··· Provided records

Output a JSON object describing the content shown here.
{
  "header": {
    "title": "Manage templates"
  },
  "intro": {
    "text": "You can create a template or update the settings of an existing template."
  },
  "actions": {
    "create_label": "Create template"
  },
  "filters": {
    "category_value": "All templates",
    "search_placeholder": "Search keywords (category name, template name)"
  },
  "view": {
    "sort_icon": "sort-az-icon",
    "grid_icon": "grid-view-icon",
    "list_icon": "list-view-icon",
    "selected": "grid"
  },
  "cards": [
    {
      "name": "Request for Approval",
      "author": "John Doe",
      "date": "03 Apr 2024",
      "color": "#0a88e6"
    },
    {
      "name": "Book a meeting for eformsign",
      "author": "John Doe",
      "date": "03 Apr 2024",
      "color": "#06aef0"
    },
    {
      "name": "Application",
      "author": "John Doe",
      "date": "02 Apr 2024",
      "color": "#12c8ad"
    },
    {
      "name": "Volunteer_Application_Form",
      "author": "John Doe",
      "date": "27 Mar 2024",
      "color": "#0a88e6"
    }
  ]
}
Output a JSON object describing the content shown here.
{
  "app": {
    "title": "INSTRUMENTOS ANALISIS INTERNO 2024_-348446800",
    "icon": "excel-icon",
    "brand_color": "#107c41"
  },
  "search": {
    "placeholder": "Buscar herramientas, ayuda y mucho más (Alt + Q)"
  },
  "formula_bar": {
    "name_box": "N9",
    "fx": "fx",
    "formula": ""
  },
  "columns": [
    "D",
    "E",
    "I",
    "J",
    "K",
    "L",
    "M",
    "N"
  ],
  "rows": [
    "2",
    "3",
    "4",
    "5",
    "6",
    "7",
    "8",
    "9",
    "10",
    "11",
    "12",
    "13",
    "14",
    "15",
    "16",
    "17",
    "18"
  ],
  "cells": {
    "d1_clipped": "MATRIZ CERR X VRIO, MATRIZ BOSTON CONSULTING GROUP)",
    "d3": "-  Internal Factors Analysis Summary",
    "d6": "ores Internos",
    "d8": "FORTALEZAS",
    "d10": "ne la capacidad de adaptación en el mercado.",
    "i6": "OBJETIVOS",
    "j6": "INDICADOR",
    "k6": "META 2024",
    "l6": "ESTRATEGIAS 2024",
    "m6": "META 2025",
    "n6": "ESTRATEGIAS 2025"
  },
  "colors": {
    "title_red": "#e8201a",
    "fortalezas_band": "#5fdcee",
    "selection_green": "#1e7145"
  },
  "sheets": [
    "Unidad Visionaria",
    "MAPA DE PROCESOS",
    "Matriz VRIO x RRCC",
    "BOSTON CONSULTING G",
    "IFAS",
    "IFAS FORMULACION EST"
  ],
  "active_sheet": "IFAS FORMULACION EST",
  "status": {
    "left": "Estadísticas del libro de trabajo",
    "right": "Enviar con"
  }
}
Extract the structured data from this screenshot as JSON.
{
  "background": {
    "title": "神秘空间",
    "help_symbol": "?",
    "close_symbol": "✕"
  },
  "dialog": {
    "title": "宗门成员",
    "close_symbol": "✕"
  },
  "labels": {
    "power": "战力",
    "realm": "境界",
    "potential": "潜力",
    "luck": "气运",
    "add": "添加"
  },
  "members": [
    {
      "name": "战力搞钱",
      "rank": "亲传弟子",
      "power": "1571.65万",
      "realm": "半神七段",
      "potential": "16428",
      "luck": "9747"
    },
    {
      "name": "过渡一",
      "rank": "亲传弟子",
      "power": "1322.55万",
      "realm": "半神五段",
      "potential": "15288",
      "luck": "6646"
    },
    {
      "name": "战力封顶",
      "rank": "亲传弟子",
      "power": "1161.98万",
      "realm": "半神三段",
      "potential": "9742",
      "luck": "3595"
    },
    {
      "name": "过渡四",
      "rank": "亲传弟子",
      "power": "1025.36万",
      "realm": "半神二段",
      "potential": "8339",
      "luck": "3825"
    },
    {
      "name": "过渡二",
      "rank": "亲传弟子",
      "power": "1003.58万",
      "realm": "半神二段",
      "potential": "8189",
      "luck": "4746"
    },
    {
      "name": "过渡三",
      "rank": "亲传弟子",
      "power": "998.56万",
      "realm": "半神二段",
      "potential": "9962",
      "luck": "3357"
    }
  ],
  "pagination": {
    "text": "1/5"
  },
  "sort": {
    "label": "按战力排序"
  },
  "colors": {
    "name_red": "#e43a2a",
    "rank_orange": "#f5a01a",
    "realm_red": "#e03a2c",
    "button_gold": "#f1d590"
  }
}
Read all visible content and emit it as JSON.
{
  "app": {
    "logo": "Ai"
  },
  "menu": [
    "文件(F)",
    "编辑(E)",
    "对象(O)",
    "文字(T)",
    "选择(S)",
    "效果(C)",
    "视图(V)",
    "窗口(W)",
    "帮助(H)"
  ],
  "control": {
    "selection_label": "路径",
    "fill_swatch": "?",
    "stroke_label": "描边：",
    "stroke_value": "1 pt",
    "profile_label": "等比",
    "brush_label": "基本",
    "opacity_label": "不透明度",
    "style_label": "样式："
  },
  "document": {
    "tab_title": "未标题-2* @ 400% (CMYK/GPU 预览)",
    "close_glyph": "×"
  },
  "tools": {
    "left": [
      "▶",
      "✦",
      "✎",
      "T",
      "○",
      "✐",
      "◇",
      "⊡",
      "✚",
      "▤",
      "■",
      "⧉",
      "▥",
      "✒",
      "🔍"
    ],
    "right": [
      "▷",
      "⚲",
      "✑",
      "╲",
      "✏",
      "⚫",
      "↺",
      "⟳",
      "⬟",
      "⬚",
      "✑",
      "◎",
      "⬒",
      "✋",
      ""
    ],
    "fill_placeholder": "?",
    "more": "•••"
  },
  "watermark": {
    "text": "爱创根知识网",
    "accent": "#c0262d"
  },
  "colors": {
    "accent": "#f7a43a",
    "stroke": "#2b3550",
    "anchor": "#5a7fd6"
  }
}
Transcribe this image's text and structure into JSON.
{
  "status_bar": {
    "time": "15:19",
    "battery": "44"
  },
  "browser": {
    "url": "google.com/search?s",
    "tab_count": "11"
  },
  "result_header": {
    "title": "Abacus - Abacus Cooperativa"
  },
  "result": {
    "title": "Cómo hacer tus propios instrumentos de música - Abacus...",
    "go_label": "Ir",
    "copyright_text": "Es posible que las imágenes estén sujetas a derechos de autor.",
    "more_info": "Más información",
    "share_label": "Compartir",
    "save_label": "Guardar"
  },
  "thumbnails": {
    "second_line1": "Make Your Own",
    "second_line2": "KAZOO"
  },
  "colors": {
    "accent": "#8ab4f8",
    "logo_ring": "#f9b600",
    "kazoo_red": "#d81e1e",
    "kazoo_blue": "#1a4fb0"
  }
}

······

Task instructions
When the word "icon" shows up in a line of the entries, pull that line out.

Written response
    "sort_icon": "sort-az-icon",
    "grid_icon": "grid-view-icon",
    "list_icon": "list-view-icon",
    "icon": "excel-icon",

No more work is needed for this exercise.